─── Data for processing ───
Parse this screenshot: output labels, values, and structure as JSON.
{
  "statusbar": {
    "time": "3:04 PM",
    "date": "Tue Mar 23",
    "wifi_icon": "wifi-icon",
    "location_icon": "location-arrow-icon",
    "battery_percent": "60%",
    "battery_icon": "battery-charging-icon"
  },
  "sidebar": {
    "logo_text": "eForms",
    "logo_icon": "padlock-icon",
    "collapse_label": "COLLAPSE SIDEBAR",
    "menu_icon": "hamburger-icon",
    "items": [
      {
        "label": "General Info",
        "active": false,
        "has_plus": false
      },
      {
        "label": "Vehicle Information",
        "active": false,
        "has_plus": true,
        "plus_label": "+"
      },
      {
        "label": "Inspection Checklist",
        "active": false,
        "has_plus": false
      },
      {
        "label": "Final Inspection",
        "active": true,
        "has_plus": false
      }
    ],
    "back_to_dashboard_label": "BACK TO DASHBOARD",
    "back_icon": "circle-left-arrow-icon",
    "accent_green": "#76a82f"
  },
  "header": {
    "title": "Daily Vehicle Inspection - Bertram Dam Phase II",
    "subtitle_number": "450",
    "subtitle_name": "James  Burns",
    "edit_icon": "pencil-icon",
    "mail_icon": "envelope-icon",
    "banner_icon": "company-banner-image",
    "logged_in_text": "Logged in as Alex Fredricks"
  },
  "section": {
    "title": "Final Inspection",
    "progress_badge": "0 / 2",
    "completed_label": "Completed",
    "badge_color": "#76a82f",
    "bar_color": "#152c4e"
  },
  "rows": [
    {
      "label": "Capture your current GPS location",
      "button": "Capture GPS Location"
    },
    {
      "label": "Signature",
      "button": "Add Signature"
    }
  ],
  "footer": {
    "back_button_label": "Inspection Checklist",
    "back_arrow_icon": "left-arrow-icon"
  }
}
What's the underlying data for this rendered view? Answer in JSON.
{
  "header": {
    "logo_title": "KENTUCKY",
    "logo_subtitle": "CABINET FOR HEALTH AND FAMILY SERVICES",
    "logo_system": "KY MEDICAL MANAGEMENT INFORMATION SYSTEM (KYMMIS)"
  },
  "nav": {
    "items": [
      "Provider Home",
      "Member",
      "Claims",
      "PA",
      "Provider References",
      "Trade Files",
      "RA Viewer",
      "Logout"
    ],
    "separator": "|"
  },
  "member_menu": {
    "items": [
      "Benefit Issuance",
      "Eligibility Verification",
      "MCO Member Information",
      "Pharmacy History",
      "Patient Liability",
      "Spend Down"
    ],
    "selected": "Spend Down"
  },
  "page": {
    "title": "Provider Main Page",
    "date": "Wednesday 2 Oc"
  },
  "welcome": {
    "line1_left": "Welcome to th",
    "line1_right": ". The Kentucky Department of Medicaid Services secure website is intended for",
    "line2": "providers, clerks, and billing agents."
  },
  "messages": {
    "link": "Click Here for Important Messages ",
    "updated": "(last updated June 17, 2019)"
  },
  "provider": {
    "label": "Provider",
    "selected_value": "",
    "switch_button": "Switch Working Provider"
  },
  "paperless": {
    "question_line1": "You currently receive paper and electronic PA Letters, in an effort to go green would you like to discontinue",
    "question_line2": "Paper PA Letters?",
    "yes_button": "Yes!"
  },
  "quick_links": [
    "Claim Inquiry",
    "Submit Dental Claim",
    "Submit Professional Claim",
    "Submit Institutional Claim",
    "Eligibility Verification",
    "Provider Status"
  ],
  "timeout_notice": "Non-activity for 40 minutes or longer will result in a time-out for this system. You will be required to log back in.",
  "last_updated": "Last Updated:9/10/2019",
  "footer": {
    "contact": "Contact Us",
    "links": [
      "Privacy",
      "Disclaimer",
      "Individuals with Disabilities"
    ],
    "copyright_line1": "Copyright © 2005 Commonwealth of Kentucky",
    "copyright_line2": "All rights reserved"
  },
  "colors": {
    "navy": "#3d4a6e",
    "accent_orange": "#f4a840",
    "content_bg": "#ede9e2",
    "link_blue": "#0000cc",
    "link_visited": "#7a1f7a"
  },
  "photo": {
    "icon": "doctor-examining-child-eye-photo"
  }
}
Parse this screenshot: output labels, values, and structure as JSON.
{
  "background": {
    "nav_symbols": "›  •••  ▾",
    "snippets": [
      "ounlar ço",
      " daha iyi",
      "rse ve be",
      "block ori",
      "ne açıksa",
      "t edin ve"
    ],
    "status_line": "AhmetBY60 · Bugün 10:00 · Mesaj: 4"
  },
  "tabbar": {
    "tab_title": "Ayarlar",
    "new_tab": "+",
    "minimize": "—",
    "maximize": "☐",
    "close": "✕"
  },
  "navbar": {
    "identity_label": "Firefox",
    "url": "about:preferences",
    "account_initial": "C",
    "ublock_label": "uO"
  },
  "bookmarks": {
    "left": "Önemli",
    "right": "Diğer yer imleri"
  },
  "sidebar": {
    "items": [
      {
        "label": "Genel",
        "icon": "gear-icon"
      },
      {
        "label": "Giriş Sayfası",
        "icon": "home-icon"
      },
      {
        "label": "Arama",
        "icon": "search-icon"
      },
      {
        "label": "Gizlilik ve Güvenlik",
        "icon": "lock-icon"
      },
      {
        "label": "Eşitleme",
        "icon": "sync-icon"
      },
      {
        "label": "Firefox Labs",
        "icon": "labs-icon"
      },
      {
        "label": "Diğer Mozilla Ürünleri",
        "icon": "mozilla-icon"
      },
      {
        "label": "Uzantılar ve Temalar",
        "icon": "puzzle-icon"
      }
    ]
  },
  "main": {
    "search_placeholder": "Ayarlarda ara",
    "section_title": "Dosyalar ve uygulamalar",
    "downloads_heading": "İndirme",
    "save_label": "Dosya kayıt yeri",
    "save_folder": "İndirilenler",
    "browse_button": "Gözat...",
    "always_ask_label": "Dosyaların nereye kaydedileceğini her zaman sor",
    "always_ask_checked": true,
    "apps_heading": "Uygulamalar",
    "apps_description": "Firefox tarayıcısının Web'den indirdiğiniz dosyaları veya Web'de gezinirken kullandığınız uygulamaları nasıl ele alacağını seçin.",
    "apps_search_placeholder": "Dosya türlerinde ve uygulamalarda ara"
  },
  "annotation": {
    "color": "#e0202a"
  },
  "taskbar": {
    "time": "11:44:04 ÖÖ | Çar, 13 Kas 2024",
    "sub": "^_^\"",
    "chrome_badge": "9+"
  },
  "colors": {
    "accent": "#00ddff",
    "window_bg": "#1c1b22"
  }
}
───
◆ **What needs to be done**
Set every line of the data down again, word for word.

◆ **Response box**
Parse this screenshot: output labels, values, and structure as JSON.
{
  "statusbar": {
    "time": "3:04 PM",
    "date": "Tue Mar 23",
    "wifi_icon": "wifi-icon",
    "location_icon": "location-arrow-icon",
    "battery_percent": "60%",
    "battery_icon": "battery-charging-icon"
  },
  "sidebar": {
    "logo_text": "eForms",
    "logo_icon": "padlock-icon",
    "collapse_label": "COLLAPSE SIDEBAR",
    "menu_icon": "hamburger-icon",
    "items": [
      {
        "label": "General Info",
        "active": false,
        "has_plus": false
      },
      {
        "label": "Vehicle Information",
        "active": false,
        "has_plus": true,
        "plus_label": "+"
      },
      {
        "label": "Inspection Checklist",
        "active": false,
        "has_plus": false
      },
      {
        "label": "Final Inspection",
        "active": true,
        "has_plus": false
      }
    ],
    "back_to_dashboard_label": "BACK TO DASHBOARD",
    "back_icon": "circle-left-arrow-icon",
    "accent_green": "#76a82f"
  },
  "header": {
    "title": "Daily Vehicle Inspection - Bertram Dam Phase II",
    "subtitle_number": "450",
    "subtitle_name": "James  Burns",
    "edit_icon": "pencil-icon",
    "mail_icon": "envelope-icon",
    "banner_icon": "company-banner-image",
    "logged_in_text": "Logged in as Alex Fredricks"
  },
  "section": {
    "title": "Final Inspection",
    "progress_badge": "0 / 2",
    "completed_label": "Completed",
    "badge_color": "#76a82f",
    "bar_color": "#152c4e"
  },
  "rows": [
    {
      "label": "Capture your current GPS location",
      "button": "Capture GPS Location"
    },
    {
      "label": "Signature",
      "button": "Add Signature"
    }
  ],
  "footer": {
    "back_button_label": "Inspection Checklist",
    "back_arrow_icon": "left-arrow-icon"
  }
}
What's the underlying data for this rendered view? Answer in JSON.
{
  "header": {
    "logo_title": "KENTUCKY",
    "logo_subtitle": "CABINET FOR HEALTH AND FAMILY SERVICES",
    "logo_system": "KY MEDICAL MANAGEMENT INFORMATION SYSTEM (KYMMIS)"
  },
  "nav": {
    "items": [
      "Provider Home",
      "Member",
      "Claims",
      "PA",
      "Provider References",
      "Trade Files",
      "RA Viewer",
      "Logout"
    ],
    "separator": "|"
  },
  "member_menu": {
    "items": [
      "Benefit Issuance",
      "Eligibility Verification",
      "MCO Member Information",
      "Pharmacy History",
      "Patient Liability",
      "Spend Down"
    ],
    "selected": "Spend Down"
  },
  "page": {
    "title": "Provider Main Page",
    "date": "Wednesday 2 Oc"
  },
  "welcome": {
    "line1_left": "Welcome to th",
    "line1_right": ". The Kentucky Department of Medicaid Services secure website is intended for",
    "line2": "providers, clerks, and billing agents."
  },
  "messages": {
    "link": "Click Here for Important Messages ",
    "updated": "(last updated June 17, 2019)"
  },
  "provider": {
    "label": "Provider",
    "selected_value": "",
    "switch_button": "Switch Working Provider"
  },
  "paperless": {
    "question_line1": "You currently receive paper and electronic PA Letters, in an effort to go green would you like to discontinue",
    "question_line2": "Paper PA Letters?",
    "yes_button": "Yes!"
  },
  "quick_links": [
    "Claim Inquiry",
    "Submit Dental Claim",
    "Submit Professional Claim",
    "Submit Institutional Claim",
    "Eligibility Verification",
    "Provider Status"
  ],
  "timeout_notice": "Non-activity for 40 minutes or longer will result in a time-out for this system. You will be required to log back in.",
  "last_updated": "Last Updated:9/10/2019",
  "footer": {
    "contact": "Contact Us",
    "links": [
      "Privacy",
      "Disclaimer",
      "Individuals with Disabilities"
    ],
    "copyright_line1": "Copyright © 2005 Commonwealth of Kentucky",
    "copyright_line2": "All rights reserved"
  },
  "colors": {
    "navy": "#3d4a6e",
    "accent_orange": "#f4a840",
    "content_bg": "#ede9e2",
    "link_blue": "#0000cc",
    "link_visited": "#7a1f7a"
  },
  "photo": {
    "icon": "doctor-examining-child-eye-photo"
  }
}
Parse this screenshot: output labels, values, and structure as JSON.
{
  "background": {
    "nav_symbols": "›  •••  ▾",
    "snippets": [
      "ounlar ço",
      " daha iyi",
      "rse ve be",
      "block ori",
      "ne açıksa",
      "t edin ve"
    ],
    "status_line": "AhmetBY60 · Bugün 10:00 · Mesaj: 4"
  },
  "tabbar": {
    "tab_title": "Ayarlar",
    "new_tab": "+",
    "minimize": "—",
    "maximize": "☐",
    "close": "✕"
  },
  "navbar": {
    "identity_label": "Firefox",
    "url": "about:preferences",
    "account_initial": "C",
    "ublock_label": "uO"
  },
  "bookmarks": {
    "left": "Önemli",
    "right": "Diğer yer imleri"
  },
  "sidebar": {
    "items": [
      {
        "label": "Genel",
        "icon": "gear-icon"
      },
      {
        "label": "Giriş Sayfası",
        "icon": "home-icon"
      },
      {
        "label": "Arama",
        "icon": "search-icon"
      },
      {
        "label": "Gizlilik ve Güvenlik",
        "icon": "lock-icon"
      },
      {
        "label": "Eşitleme",
        "icon": "sync-icon"
      },
      {
        "label": "Firefox Labs",
        "icon": "labs-icon"
      },
      {
        "label": "Diğer Mozilla Ürünleri",
        "icon": "mozilla-icon"
      },
      {
        "label": "Uzantılar ve Temalar",
        "icon": "puzzle-icon"
      }
    ]
  },
  "main": {
    "search_placeholder": "Ayarlarda ara",
    "section_title": "Dosyalar ve uygulamalar",
    "downloads_heading": "İndirme",
    "save_label": "Dosya kayıt yeri",
    "save_folder": "İndirilenler",
    "browse_button": "Gözat...",
    "always_ask_label": "Dosyaların nereye kaydedileceğini her zaman sor",
    "always_ask_checked": true,
    "apps_heading": "Uygulamalar",
    "apps_description": "Firefox tarayıcısının Web'den indirdiğiniz dosyaları veya Web'de gezinirken kullandığınız uygulamaları nasıl ele alacağını seçin.",
    "apps_search_placeholder": "Dosya türlerinde ve uygulamalarda ara"
  },
  "annotation": {
    "color": "#e0202a"
  },
  "taskbar": {
    "time": "11:44:04 ÖÖ | Çar, 13 Kas 2024",
    "sub": "^_^\"",
    "chrome_badge": "9+"
  },
  "colors": {
    "accent": "#00ddff",
    "window_bg": "#1c1b22"
  }
}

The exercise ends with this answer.